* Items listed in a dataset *
--------------------------------
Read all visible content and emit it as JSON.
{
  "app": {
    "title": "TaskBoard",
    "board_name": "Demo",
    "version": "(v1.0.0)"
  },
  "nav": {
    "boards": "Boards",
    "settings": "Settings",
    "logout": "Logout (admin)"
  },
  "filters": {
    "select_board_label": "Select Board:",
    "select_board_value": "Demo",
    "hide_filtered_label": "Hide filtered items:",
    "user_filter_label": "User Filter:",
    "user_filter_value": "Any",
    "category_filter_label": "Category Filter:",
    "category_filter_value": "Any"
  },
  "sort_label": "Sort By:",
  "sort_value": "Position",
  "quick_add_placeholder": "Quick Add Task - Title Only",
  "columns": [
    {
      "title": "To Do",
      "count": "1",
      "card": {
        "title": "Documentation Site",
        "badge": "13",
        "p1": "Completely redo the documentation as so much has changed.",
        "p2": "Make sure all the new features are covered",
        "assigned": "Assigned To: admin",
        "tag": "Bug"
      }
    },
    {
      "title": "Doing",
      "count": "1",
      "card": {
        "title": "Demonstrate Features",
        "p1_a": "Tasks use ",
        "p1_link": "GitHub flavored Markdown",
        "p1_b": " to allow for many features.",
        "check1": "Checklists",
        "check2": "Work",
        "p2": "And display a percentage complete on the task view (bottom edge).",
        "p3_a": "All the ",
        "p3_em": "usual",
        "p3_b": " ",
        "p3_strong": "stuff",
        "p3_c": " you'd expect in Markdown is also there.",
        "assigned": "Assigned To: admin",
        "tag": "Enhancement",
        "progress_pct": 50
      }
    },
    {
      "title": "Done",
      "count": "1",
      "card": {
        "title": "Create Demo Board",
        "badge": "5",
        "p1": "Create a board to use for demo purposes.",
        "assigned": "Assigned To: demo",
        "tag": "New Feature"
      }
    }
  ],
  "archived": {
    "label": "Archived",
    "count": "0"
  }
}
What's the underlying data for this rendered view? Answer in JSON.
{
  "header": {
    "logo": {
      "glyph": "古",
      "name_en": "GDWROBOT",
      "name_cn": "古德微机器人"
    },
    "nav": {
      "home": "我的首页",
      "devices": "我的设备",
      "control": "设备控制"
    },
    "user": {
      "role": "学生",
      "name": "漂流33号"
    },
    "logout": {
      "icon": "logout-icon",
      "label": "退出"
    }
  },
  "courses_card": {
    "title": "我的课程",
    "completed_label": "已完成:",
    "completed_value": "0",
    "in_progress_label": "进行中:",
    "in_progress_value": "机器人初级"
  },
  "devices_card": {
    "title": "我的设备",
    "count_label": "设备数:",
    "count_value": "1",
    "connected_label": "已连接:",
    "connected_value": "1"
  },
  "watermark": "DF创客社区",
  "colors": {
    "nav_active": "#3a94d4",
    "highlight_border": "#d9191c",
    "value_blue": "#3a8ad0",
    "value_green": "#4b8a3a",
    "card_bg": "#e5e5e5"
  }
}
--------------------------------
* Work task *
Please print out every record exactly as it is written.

* Problem solution *
Read all visible content and emit it as JSON.
{
  "app": {
    "title": "TaskBoard",
    "board_name": "Demo",
    "version": "(v1.0.0)"
  },
  "nav": {
    "boards": "Boards",
    "settings": "Settings",
    "logout": "Logout (admin)"
  },
  "filters": {
    "select_board_label": "Select Board:",
    "select_board_value": "Demo",
    "hide_filtered_label": "Hide filtered items:",
    "user_filter_label": "User Filter:",
    "user_filter_value": "Any",
    "category_filter_label": "Category Filter:",
    "category_filter_value": "Any"
  },
  "sort_label": "Sort By:",
  "sort_value": "Position",
  "quick_add_placeholder": "Quick Add Task - Title Only",
  "columns": [
    {
      "title": "To Do",
      "count": "1",
      "card": {
        "title": "Documentation Site",
        "badge": "13",
        "p1": "Completely redo the documentation as so much has changed.",
        "p2": "Make sure all the new features are covered",
        "assigned": "Assigned To: admin",
        "tag": "Bug"
      }
    },
    {
      "title": "Doing",
      "count": "1",
      "card": {
        "title": "Demonstrate Features",
        "p1_a": "Tasks use ",
        "p1_link": "GitHub flavored Markdown",
        "p1_b": " to allow for many features.",
        "check1": "Checklists",
        "check2": "Work",
        "p2": "And display a percentage complete on the task view (bottom edge).",
        "p3_a": "All the ",
        "p3_em": "usual",
        "p3_b": " ",
        "p3_strong": "stuff",
        "p3_c": " you'd expect in Markdown is also there.",
        "assigned": "Assigned To: admin",
        "tag": "Enhancement",
        "progress_pct": 50
      }
    },
    {
      "title": "Done",
      "count": "1",
      "card": {
        "title": "Create Demo Board",
        "badge": "5",
        "p1": "Create a board to use for demo purposes.",
        "assigned": "Assigned To: demo",
        "tag": "New Feature"
      }
    }
  ],
  "archived": {
    "label": "Archived",
    "count": "0"
  }
}
What's the underlying data for this rendered view? Answer in JSON.
{
  "header": {
    "logo": {
      "glyph": "古",
      "name_en": "GDWROBOT",
      "name_cn": "古德微机器人"
    },
    "nav": {
      "home": "我的首页",
      "devices": "我的设备",
      "control": "设备控制"
    },
    "user": {
      "role": "学生",
      "name": "漂流33号"
    },
    "logout": {
      "icon": "logout-icon",
      "label": "退出"
    }
  },
  "courses_card": {
    "title": "我的课程",
    "completed_label": "已完成:",
    "completed_value": "0",
    "in_progress_label": "进行中:",
    "in_progress_value": "机器人初级"
  },
  "devices_card": {
    "title": "我的设备",
    "count_label": "设备数:",
    "count_value": "1",
    "connected_label": "已连接:",
    "connected_value": "1"
  },
  "watermark": "DF创客社区",
  "colors": {
    "nav_active": "#3a94d4",
    "highlight_border": "#d9191c",
    "value_blue": "#3a8ad0",
    "value_green": "#4b8a3a",
    "card_bg": "#e5e5e5"
  }
}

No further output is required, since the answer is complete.